It specifically excludes inventory.

Quick Ratio is an indicator of the extent to which a company is able to pay current liabilities without relying on the sale of inventory.

#### Formula for the Quick Ratio QUR

Cash + Accounts Receivable
Quick Ratio = ---------------------------------
Current Liabilities

Cash + Accounts Receivable
+ Cash Equivalents
= ----------------------------------
Accruals + Accounts Payable
+ Notes Payable

#### Values of Quick Ratio QUR

In most cases a QUR of 1:1 or higher indicated a good financial health and suggests that a company does not have to rely on the sale of inventory to pay the bills.

#### Other names related to the Quick Ratio QUR

This ratio is also known as the Acid-Test Ratio.

#### Disadvantages of using the Quick Ratio QUR

A thing to remember when using the QUR model is that it ignores timing of both cash received and cash paid out.

Let's assume a company with no bills due today, but it has a lot of liabilities that are due tomorrow.
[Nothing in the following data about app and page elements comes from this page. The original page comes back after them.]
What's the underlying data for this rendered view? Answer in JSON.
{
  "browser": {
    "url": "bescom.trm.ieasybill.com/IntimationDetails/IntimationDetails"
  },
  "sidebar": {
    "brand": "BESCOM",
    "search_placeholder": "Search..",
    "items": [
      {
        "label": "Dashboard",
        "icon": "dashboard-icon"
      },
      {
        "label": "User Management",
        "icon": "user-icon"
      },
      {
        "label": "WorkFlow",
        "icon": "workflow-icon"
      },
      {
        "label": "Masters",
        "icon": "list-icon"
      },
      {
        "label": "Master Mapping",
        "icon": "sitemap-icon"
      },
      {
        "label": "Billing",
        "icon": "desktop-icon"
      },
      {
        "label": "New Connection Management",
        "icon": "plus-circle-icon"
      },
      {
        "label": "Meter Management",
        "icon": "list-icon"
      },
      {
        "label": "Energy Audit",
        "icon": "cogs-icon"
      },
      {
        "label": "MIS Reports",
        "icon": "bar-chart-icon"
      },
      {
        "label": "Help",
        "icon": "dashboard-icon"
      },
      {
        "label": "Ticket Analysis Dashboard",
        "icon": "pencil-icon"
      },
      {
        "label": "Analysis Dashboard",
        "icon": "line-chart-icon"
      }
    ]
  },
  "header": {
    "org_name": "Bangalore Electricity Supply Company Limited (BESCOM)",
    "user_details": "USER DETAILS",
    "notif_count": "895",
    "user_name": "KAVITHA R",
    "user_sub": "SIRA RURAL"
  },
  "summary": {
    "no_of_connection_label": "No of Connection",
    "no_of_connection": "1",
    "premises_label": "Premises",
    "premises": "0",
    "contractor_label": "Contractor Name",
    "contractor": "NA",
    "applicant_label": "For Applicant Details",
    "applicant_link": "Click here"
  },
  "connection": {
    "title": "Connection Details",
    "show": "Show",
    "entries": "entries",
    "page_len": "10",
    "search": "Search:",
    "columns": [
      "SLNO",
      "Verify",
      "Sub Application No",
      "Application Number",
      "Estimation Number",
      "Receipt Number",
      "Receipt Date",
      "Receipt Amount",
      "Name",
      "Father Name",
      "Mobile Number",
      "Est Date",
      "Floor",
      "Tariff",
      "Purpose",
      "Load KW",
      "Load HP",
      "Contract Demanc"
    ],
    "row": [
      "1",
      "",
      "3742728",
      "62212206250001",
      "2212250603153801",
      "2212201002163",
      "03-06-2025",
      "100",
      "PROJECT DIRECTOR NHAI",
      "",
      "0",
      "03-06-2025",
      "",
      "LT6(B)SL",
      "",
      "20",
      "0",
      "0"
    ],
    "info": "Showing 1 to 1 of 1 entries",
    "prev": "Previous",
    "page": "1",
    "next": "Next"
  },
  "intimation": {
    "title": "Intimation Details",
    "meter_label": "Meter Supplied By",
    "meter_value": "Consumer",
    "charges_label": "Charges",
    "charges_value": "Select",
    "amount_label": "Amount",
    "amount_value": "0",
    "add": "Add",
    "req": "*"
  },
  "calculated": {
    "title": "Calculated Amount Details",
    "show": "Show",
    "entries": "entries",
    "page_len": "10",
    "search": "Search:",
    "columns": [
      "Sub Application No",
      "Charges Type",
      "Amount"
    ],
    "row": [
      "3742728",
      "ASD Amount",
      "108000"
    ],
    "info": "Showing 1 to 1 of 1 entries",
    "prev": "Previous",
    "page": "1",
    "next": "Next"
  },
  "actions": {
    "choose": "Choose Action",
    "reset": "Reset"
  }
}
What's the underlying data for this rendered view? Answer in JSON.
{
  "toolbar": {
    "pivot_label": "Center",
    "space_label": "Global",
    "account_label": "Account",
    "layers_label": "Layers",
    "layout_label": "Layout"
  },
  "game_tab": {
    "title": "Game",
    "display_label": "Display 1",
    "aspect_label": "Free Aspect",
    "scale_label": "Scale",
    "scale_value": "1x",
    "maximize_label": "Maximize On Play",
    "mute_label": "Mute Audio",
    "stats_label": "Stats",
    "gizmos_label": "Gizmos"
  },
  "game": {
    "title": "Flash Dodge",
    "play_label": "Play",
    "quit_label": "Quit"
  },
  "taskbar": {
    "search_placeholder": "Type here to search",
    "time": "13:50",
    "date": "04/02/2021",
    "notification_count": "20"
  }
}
The company also owns a lot of inventory (part of its current assets). However the inventory cannot be easily converted into cash.  It takes some time to sell it.  This company may show a good quick ratio but can not be considered as having a good liquidity.

#### Alternative calculation

Current Assets - Inventories
Quick Ratio = ---------------------------------
Current Liabilities

#### Is there any other ratio related to this metric?

Yes, financial practice know many other ratios, for example the following:

Free Cash Flow (FCF),

Cash Asset Ratio (CAR),

Current Ratio (CuR),

Return On Assets (ROA),

Return on Investment (ROI),

or the Return On Equity (ROE).

.